Robert Hastings said...

Moreover, according to retired Soviet Army officers, the same kind of UFO-related missile activation has occurred on the other side of the ocean:

The following is a transcript from ABC News Prime Time Live, a segment about recently released Soviet KGB UFO files.

DIANE SAWYER: In an ABC News exclusive first broadcast last October (1994) We asked ABC News Correspondent David Ensor to find out what's in the KGB UFO files.

DAVID ENSOR: During a five month investigation Prime Time obtained over a thousand pages of documents collected by the old KGB. We spoke to dozens of Russian scientists, government officials, and military men. We now know that the entire Soviet armed forces, a total of 15 million people over ten years, was involved in a UFO study that turned up forty major incidents, including one that prompted fears of starting an accidental nuclear war.

As a result of the study hundreds of UFOs were recorded and some were photographed. Some of the reports and some of the photos are clearly faked. But in other cases there were multiple witnesses

DAVID ENSOR: October 4th, 1982 Byelokoroviche, Ukraine. Near a sleepy farming village our search brought us to perhaps the most frightening case of all, an incident that could have started an accidental nuclear war.

RUSSIAN MAN, EYEWITNESS: "I was riding a motorcycle not far from here. I saw a large object in the air. It had a perfect geometric shape."

DAVID ENSOR: Every person we spoke to in Byelokoroviche said they saw a flying saucer on that day. They told us it was huge, about 900 feet in diameter. For hours it hovered over the nearby ballistic missile base. Where Lt. Col. Vladamir Plantonev worked as a missile engineer.

LT. COL.VLADAMIR PLANTONEV: "It looked just like a flying saucer. The way they show them in the movies. No portholes, nothing. The surface was absolutely even. The disk made a beautiful turn, like this, on the edge just like a plane. There was no sound. I had never seen anything like that before."

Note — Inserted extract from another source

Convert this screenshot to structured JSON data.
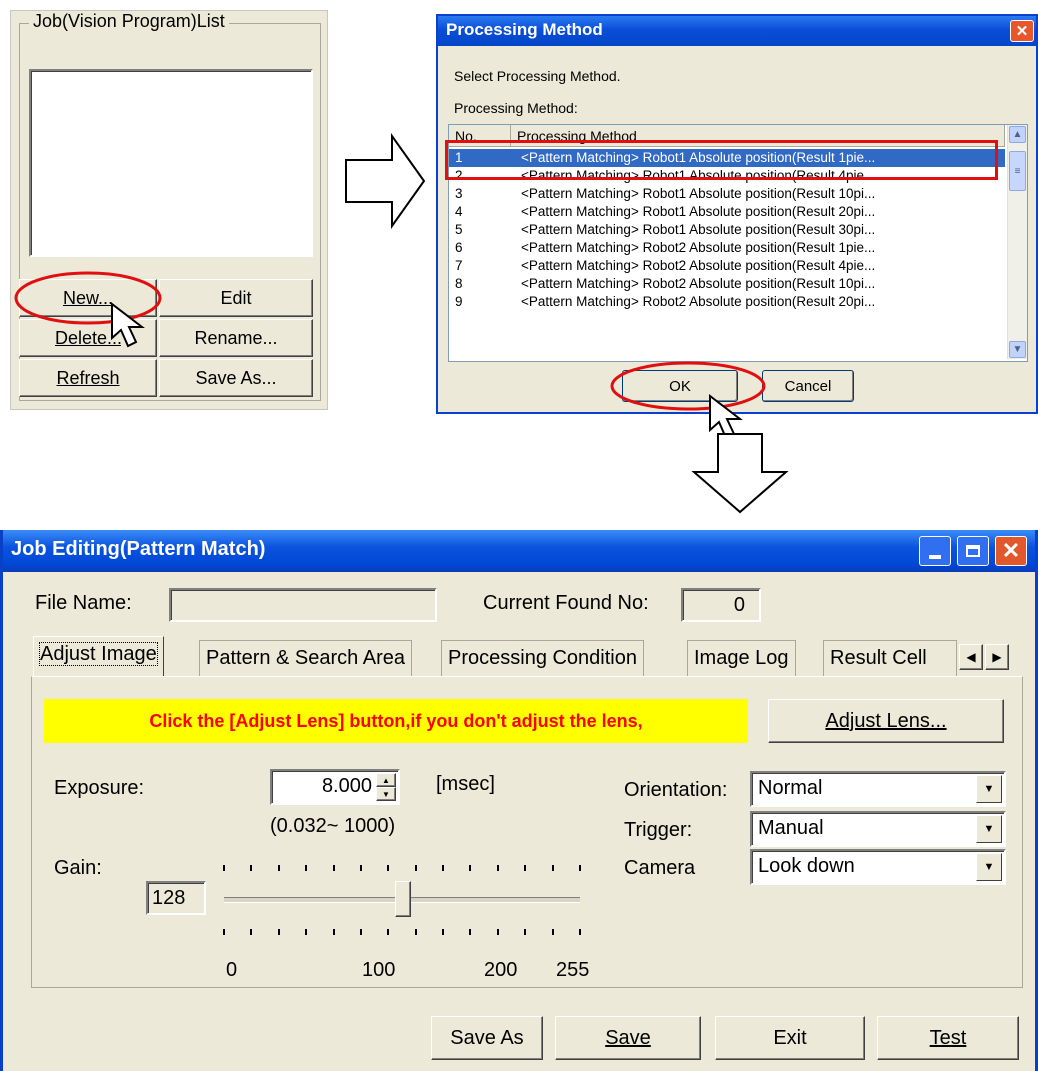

DAVID ENSOR: Lt. Col. Plantonev took me to the ruins of what was then a missile silo with a nuclear warhead pointed at the U.S. It was dismantled 3 years ago after an arms reduction treaty. Plantonev was in the bunker on that day 12 years ago. In this room were dual control panels for the missile, each hooked up to Moscow. What happened next so alarmed Soviet Military leadership that a four man commission was sent to investigate, including Col. Chernovshev.

COL. IGOR CHERNOVSHEV: "During this period for a short time signal lights on both the control panels suddenly turned on. The lights showing that missiles were preparing for launch. This could normally only happen if an order were transmitted from Moscow."

DAVID ENSOR: No one had touched any buttons. No one had entered any codes. And yet as the UFO hovered over the base, the control panel showed the missiles were preparing to launch. For 15 agonizing seconds, the base lost control of its nuclear weapons.

Feb. 23rd, 1988. Six years later, at Kapustin Yar, near the Caspian Sea. It is Soviet Army and Navy day, a national holiday. An unidentified flying object appears on the radar screen protecting the military base. As the UFO moves toward central Russia the entire Soviet ballistic missile radar grid goes on alert. Several times fighter pilots are ordered to fire on the object. Each time the pilot would report that as he prepared to fire, the target had disappeared. Finally the UFO moved away for good.

--Robert Hastings